Should we stop doing episiotomies?

July 1, 2005

Routine episiotomies—performed on more than 1 million pregnant women each year in the United States—have no benefits, cause more complications, and should be stopped immediately, according to the authors of a systematic review of the medical research.

Routine episiotomies-performed on more than 1 million pregnant women each year in the United States-have no benefits, cause more complications, and should be stopped immediately, according to the authors of a systematic review of the medical research.

The investigators, from the University of North Carolina, reviewed both randomized controlled trials and epidemiological studies that compared routine episiotomies to more restricted use of the procedure and research that assessed both short- and long-term outcomes.

They found that severity of perineal laceration, pain, and pain medication use were no better with routine episiotomy than they were with more judicious use of the procedure. Since no one has followed incontinence and pelvic floor outcomes into the age range in which women would be most likely to develop these problems, the investigators concluded it was impossible to determine whether the procedure is beneficial in these regards. And they found no evidence to suggest that episiotomy reduces impaired sexual function. In fact, they found pain with intercourse to be more common among women who received the procedure. Lastly, they found insufficient evidence to determine whether midline or mediolateral episiotomy results in fewer adverse outcomes.

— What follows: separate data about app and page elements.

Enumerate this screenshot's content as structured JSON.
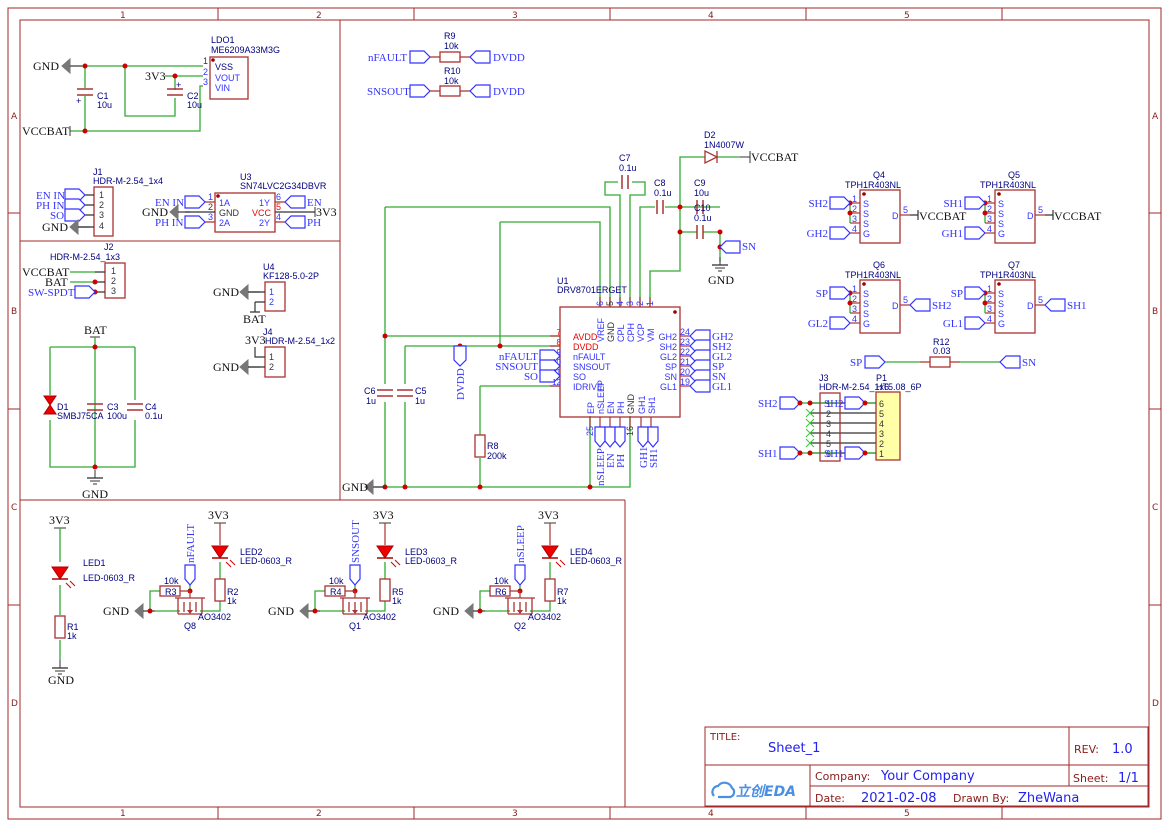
{
  "frame": {
    "columns": [
      "1",
      "2",
      "3",
      "4",
      "5"
    ],
    "rows": [
      "A",
      "B",
      "C",
      "D"
    ]
  },
  "power": {
    "gnd": "GND",
    "vccbat": "VCCBAT",
    "v3": "3V3",
    "bat": "BAT",
    "ldo": {
      "ref": "LDO1",
      "part": "ME6209A33M3G",
      "pins": [
        "VSS",
        "VOUT",
        "VIN"
      ],
      "nums": [
        "1",
        "2",
        "3"
      ]
    },
    "c1": {
      "ref": "C1",
      "val": "10u"
    },
    "c2": {
      "ref": "C2",
      "val": "10u"
    }
  },
  "j1": {
    "ref": "J1",
    "part": "HDR-M-2.54_1x4",
    "pins": [
      "1",
      "2",
      "3",
      "4"
    ],
    "nets": [
      "EN IN",
      "PH IN",
      "SO",
      "GND"
    ]
  },
  "u3": {
    "ref": "U3",
    "part": "SN74LVC2G34DBVR",
    "left_pins": [
      "1A",
      "GND",
      "2A"
    ],
    "left_nums": [
      "1",
      "2",
      "3"
    ],
    "right_pins": [
      "1Y",
      "VCC",
      "2Y"
    ],
    "right_nums": [
      "6",
      "5",
      "4"
    ],
    "left_nets": [
      "EN IN",
      "GND",
      "PH IN"
    ],
    "right_nets": [
      "EN",
      "3V3",
      "PH"
    ]
  },
  "j2": {
    "ref": "J2",
    "part": "HDR-M-2.54_1x3",
    "pins": [
      "1",
      "2",
      "3"
    ],
    "nets": [
      "VCCBAT",
      "BAT",
      "SW-SPDT"
    ]
  },
  "battery": {
    "d1": {
      "ref": "D1",
      "val": "SMBJ75CA"
    },
    "c3": {
      "ref": "C3",
      "val": "100u"
    },
    "c4": {
      "ref": "C4",
      "val": "0.1u"
    }
  },
  "u4": {
    "ref": "U4",
    "part": "KF128-5.0-2P",
    "pins": [
      "1",
      "2"
    ]
  },
  "j4": {
    "ref": "J4",
    "part": "HDR-M-2.54_1x2",
    "pins": [
      "1",
      "2"
    ]
  },
  "pullups": {
    "r9": {
      "ref": "R9",
      "val": "10k",
      "net": "nFAULT"
    },
    "r10": {
      "ref": "R10",
      "val": "10k",
      "net": "SNSOUT"
    },
    "to": "DVDD"
  },
  "u1": {
    "ref": "U1",
    "part": "DRV8701ERGET",
    "top_pins": [
      "VREF",
      "GND",
      "CPL",
      "CPH",
      "VCP",
      "VM"
    ],
    "top_nums": [
      "6",
      "5",
      "4",
      "3",
      "2",
      "1"
    ],
    "left_pins": [
      "AVDD",
      "DVDD",
      "nFAULT",
      "SNSOUT",
      "SO",
      "IDRIVE"
    ],
    "left_nums": [
      "7",
      "8",
      "9",
      "10",
      "11",
      "12"
    ],
    "right_pins": [
      "GH2",
      "SH2",
      "GL2",
      "SP",
      "SN",
      "GL1"
    ],
    "right_nums": [
      "24",
      "23",
      "22",
      "21",
      "20",
      "19"
    ],
    "bottom_pins": [
      "EP",
      "nSLEEP",
      "EN",
      "PH",
      "GND",
      "GH1",
      "SH1"
    ],
    "bottom_nums": [
      "25",
      "13",
      "14",
      "15",
      "16",
      "17",
      "18"
    ],
    "left_nets": [
      "nFAULT",
      "SNSOUT",
      "SO"
    ],
    "right_nets": [
      "GH2",
      "SH2",
      "GL2",
      "SP",
      "SN",
      "GL1"
    ],
    "bottom_nets": [
      "nSLEEP",
      "EN",
      "PH",
      "GH1",
      "SH1"
    ],
    "dvdd_net": "DVDD"
  },
  "passives": {
    "c5": {
      "ref": "C5",
      "val": "1u"
    },
    "c6": {
      "ref": "C6",
      "val": "1u"
    },
    "c7": {
      "ref": "C7",
      "val": "0.1u"
    },
    "c8": {
      "ref": "C8",
      "val": "0.1u"
    },
    "c9": {
      "ref": "C9",
      "val": "10u"
    },
    "c10": {
      "ref": "C10",
      "val": "0.1u"
    },
    "r8": {
      "ref": "R8",
      "val": "200k"
    },
    "d2": {
      "ref": "D2",
      "val": "1N4007W"
    },
    "sn": "SN"
  },
  "mosfets": [
    {
      "ref": "Q4",
      "part": "TPH1R403NL",
      "s_net": "SH2",
      "g_net": "GH2",
      "d_net": "VCCBAT"
    },
    {
      "ref": "Q5",
      "part": "TPH1R403NL",
      "s_net": "SH1",
      "g_net": "GH1",
      "d_net": "VCCBAT"
    },
    {
      "ref": "Q6",
      "part": "TPH1R403NL",
      "s_net": "SP",
      "g_net": "GL2",
      "d_net": "SH2"
    },
    {
      "ref": "Q7",
      "part": "TPH1R403NL",
      "s_net": "SP",
      "g_net": "GL1",
      "d_net": "SH1"
    }
  ],
  "mos_pins": {
    "labels": [
      "S",
      "S",
      "S",
      "G",
      "D"
    ],
    "nums": [
      "1",
      "2",
      "3",
      "4",
      "5"
    ]
  },
  "r12": {
    "ref": "R12",
    "val": "0.03",
    "left": "SP",
    "right": "SN"
  },
  "j3": {
    "ref": "J3",
    "part": "HDR-M-2.54_1x6",
    "pins": [
      "1",
      "2",
      "3",
      "4",
      "5",
      "6"
    ],
    "nets": [
      "SH2",
      "SH1"
    ]
  },
  "p1": {
    "ref": "P1",
    "part": "HT5.08_6P",
    "pins": [
      "6",
      "5",
      "4",
      "3",
      "2",
      "1"
    ]
  },
  "led1": {
    "ref": "LED1",
    "part": "LED-0603_R",
    "r": {
      "ref": "R1",
      "val": "1k"
    },
    "top": "3V3",
    "bot": "GND"
  },
  "led_drivers": [
    {
      "net": "nFAULT",
      "rg": "R3",
      "rg_val": "10k",
      "q": "Q8",
      "q_part": "AO3402",
      "led": "LED2",
      "led_part": "LED-0603_R",
      "rl": "R2",
      "rl_val": "1k"
    },
    {
      "net": "SNSOUT",
      "rg": "R4",
      "rg_val": "10k",
      "q": "Q1",
      "q_part": "AO3402",
      "led": "LED3",
      "led_part": "LED-0603_R",
      "rl": "R5",
      "rl_val": "1k"
    },
    {
      "net": "nSLEEP",
      "rg": "R6",
      "rg_val": "10k",
      "q": "Q2",
      "q_part": "AO3402",
      "led": "LED4",
      "led_part": "LED-0603_R",
      "rl": "R7",
      "rl_val": "1k"
    }
  ],
  "title_block": {
    "title_label": "TITLE:",
    "title": "Sheet_1",
    "rev_label": "REV:",
    "rev": "1.0",
    "company_label": "Company:",
    "company": "Your Company",
    "sheet_label": "Sheet:",
    "sheet": "1/1",
    "date_label": "Date:",
    "date": "2021-02-08",
    "drawn_label": "Drawn By:",
    "drawn": "ZheWana",
    "logo": "立创EDA"
  }
}
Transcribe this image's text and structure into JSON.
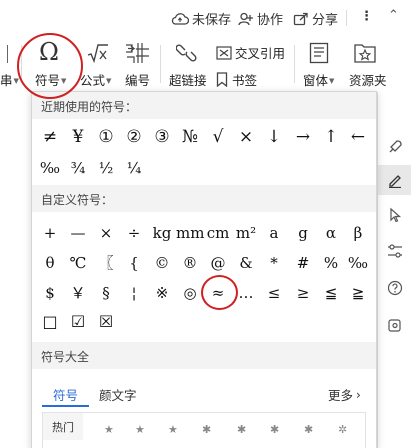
{
  "topbar": {
    "unsaved_label": "未保存",
    "collab_label": "协作",
    "share_label": "分享",
    "more_label": "⋮",
    "collapse_label": "⌃"
  },
  "ribbon": {
    "left_cut_label": "串",
    "symbol_label": "符号",
    "formula_label": "公式",
    "numbering_label": "编号",
    "hyperlink_label": "超链接",
    "crossref_label": "交叉引用",
    "bookmark_label": "书签",
    "window_label": "窗体",
    "resource_label": "资源夹"
  },
  "panel": {
    "recent_header": "近期使用的符号：",
    "recent_row1": [
      "≠",
      "¥",
      "①",
      "②",
      "③",
      "№",
      "√",
      "×",
      "↓",
      "→",
      "↑",
      "←"
    ],
    "recent_row2": [
      "‰",
      "¾",
      "½",
      "¼"
    ],
    "custom_header": "自定义符号：",
    "custom_row1": [
      "+",
      "—",
      "×",
      "÷",
      "kg",
      "mm",
      "cm",
      "m²",
      "a",
      "g",
      "α",
      "β"
    ],
    "custom_row2": [
      "θ",
      "℃",
      "〖",
      "{",
      "©",
      "®",
      "@",
      "&",
      "*",
      "#",
      "%",
      "‰"
    ],
    "custom_row3": [
      "$",
      "￥",
      "§",
      "¦",
      "※",
      "◎",
      "≈",
      "…",
      "≤",
      "≥",
      "≦",
      "≧"
    ],
    "custom_row4": [
      "□",
      "☑",
      "☒"
    ],
    "all_header": "符号大全",
    "tab_symbol": "符号",
    "tab_emoticon": "颜文字",
    "more_label": "更多",
    "hot_label": "热门",
    "stars": [
      "★",
      "★",
      "★",
      "✱",
      "✱",
      "✱",
      "✱",
      "✲"
    ]
  },
  "colors": {
    "accent": "#2b6bd8",
    "annotation": "#d02020",
    "section_bg": "#f3f3f3"
  }
}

Hartmann K, Viswanathan M, Palmieri R, et al. Outcomes of routine episiotomy: a systematic review. JAMA. 2005;293:2141-2148.